 Most of Burundi is a hilly plateau, about 1,400 to 1,800 metres above sea level. In the west, the land is lower; this region is part of the Great Rift Valley that crosses Africa from north to south. Within this lowland area are Lake Tanganyika and the capital city Bujumbura. Lake Tanganyika is a deep, narrow lake, 676 kilometres long but only 72 kilometres wide at its widest point. Bujumbura is at the northern tip of the lake. In the northeast are several smaller lakes, including Lake Cohoha and Lake Rugwero.

Savanna vegetation (grassland interspersed with trees) covers much of Burundi and eucalyptus, acacia and palm trees are common. Elephants, leopards, wild boars, antelopes, lions, monkeys and flying lemurs can be found in Burundi. Hippopotamuses, crocodiles and many species of fish (such as the indagara and umukeke) that are not found anywhere else in the world, live in Lake Tanganyika. Burundi is home to birds such as guinea hens, partridges, ducks, geese, quail and snipe, which are especially common around the northeastern lakes. 

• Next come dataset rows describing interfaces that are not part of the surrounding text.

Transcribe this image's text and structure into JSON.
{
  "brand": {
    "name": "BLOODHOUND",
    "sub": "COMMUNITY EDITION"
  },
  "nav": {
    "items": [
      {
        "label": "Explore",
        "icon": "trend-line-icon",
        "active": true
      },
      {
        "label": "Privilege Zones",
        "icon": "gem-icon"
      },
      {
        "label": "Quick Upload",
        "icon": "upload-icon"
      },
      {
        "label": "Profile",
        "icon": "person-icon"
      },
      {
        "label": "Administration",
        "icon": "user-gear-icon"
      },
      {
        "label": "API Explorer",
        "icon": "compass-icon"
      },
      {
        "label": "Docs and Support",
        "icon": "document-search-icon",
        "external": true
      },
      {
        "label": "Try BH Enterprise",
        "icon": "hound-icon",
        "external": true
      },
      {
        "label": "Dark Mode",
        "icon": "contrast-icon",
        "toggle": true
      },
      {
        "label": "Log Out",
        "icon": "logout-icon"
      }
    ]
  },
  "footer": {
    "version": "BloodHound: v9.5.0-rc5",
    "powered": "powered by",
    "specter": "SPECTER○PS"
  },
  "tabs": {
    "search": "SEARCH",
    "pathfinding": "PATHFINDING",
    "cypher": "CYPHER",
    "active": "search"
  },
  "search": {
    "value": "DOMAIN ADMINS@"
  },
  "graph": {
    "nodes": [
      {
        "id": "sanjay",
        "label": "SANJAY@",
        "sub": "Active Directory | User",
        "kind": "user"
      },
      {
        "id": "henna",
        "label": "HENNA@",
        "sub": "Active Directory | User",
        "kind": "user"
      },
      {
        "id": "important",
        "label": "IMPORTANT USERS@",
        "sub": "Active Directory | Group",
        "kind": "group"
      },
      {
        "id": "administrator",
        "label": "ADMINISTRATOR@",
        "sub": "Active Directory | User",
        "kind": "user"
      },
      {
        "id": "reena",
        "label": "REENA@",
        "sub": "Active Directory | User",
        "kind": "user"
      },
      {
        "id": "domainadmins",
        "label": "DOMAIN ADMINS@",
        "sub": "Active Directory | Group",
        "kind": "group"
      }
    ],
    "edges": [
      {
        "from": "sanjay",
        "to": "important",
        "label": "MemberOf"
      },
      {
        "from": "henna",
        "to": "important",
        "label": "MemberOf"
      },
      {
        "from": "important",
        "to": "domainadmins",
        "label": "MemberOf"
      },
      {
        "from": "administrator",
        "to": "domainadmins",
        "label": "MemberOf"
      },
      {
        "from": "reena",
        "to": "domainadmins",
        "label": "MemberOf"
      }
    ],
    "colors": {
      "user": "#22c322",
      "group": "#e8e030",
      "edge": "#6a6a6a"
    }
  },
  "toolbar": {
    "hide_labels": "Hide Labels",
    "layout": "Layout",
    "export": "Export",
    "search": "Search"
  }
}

Farming, overgrazing and deforestation have resulted in severe soil erosion in many areas. Over-hunting and poaching have brought some animals, such as the chimpanzee, wild dog, Carruther's mountain squirrel, lion and elephant, close to extinction. The government has established national parks and nature reserves in an attempt to preserve the land and wildlife.

Although Burundi is just south of the equator and some areas are hot and humid, the high altitude of most of the country keeps the climate pleasantly warm all year. The average annual temperature is 22°C. The rainy season runs from November to May, with a short dry spell in December and January, and the dry season runs from June to October. The average annual rainfall is 79 centimetres.
  Did you know?
The source of the Nile River, the longest river in the world, is in southern Burundi. Near the town of Rutana, a monument that marks the source of the White Nile is a Burundi tourist attraction.